A 19-year-old man and a 46-year-old man are the latest Duval County residents to be diagnosed with the West Nile virus.
There have now been 25 confirmed cases in Jacksonville this year, with the teen the youngest person diagnosed in the county.
"It just goes to show that no matter what age you are, you should be protecting yourself, because no matter how young you are you can get it," epidemiologist Vincy Samuel said. "Generally, we see increased risk in people over 50. However, once again, it's not to say that younger people won't get it. If you have extended outdoor exposure, you are at risk."
Last year, there were 20 cases of West Nile confirmed in Jacksonville, and two patients died with the disease. A patient in Glynn County, Ga., also died of the virus in 2011.
West Nile virus is a mosquito-borne illness and is not spread from person to person. There is no specific medication or vaccine for the virus.
About one in 150 people infected with West Nile will develop severe illness. Symptoms can include high fever, headache, neck stiffness, stupor, disorientation, coma, tremors, convulsions, muscle weakness, vision loss, numbness and paralysis. These symptoms may last several weeks, and neurological effects may be permanent.
The Duval County Health Department says 80 percent of people who have West Nile virus don't know it, but only 1 percent of people have severe effects. Officials say testing may be beneficial if a doctor deems it necessary.
The Health Department has issued a mosquito-borne illness alert for Duval County since the summer months.
The city's Mosquito Control Division has urged everyone to help prevent breeding by draining standing water. Officials there said they've seen a dramatic decrease in the number of mosquitoes since the summer, and they expect to see fewer as the weather gets cooler and conditions drier. But there's still a risk.
"With West Nile, it's a matter of one bite and you have the potential of catching it," Division Chief John Shellhorn said. "So we still tell people you need to be on guard, they need to try as best they can to eliminate breeding sites around their homes.

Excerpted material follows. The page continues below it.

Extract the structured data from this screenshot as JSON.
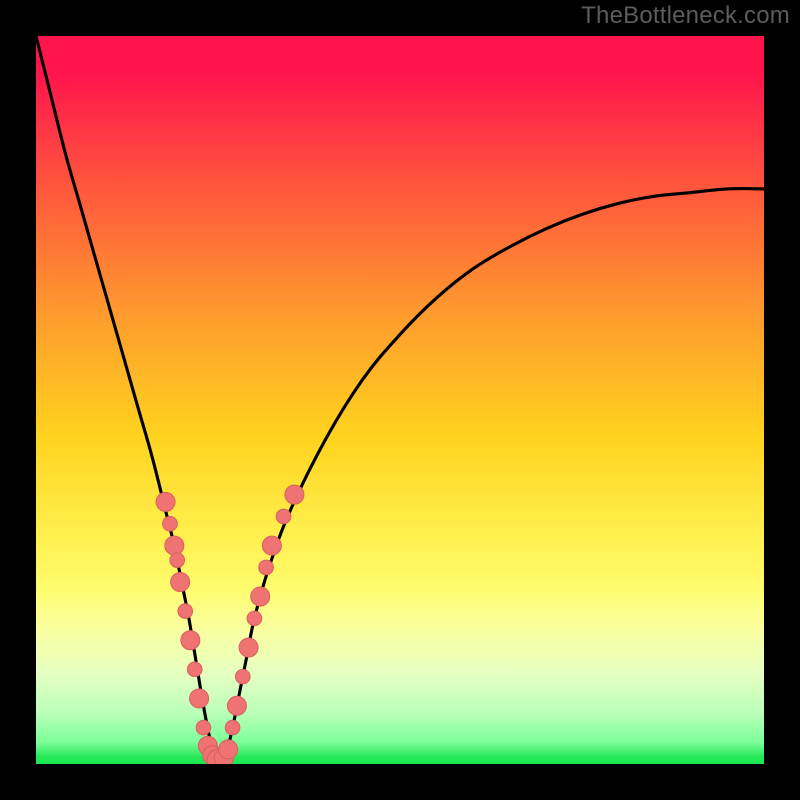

Many of these species tend to stay near where they come off."
Florida Department of Health laboratories provide testing services for physicians treating patients with clinical signs of mosquito-borne disease.
To protect yourself from mosquitoes, you should remember "Drain and Cover."
Drain standing water to stop mosquitoes from multiplying.
- Drain water from garbage cans, house gutters, buckets, pool covers, coolers, toys, flower pots or any other containers where sprinkler or rain water has collected.
- Discard old tires, drums, bottles, cans, pots and pans, broken appliances and other items that aren't being used.
- Empty and clean birdbaths and pets' water bowls at least once or twice a week.
- Protect boats and vehicles from rain with tarps that don't accumulate water.
- Maintain swimming pools in good condition and appropriately chlorinated. Empty plastic swimming pools when not in use.
Cover skin with clothing or repellent.
- Clothing -- Wear shoes, socks, and long pants and long sleeves. This type of protection may be necessary for people who must work in areas where mosquitoes are present.
- Repellent -- Apply mosquito repellent to bare skin and clothing. Always use repellents according to the label. Repellents with DEET, picaridin, oil of lemon eucalyptus, and IR3535 are effective. Use mosquito netting to protect children younger than 2 months old.
Cover doors and windows with screens to keep mosquitoes out of your house. Repair broken screening on windows, doors, porches and patios.
Always read label directions carefully for the approved usage before you apply a repellent. Some repellents are not suitable for children.
Products with concentrations of up to 30 percent DEET are generally recommended. Other U.S. Environmental Protection Agency-approved repellents contain picaridin, oil of lemon eucalyptus, or IR3535. These products are generally available at local pharmacies. Look for active ingredients to be listed on the product label.
Apply insect repellent to exposed skin or onto clothing, but not under clothing.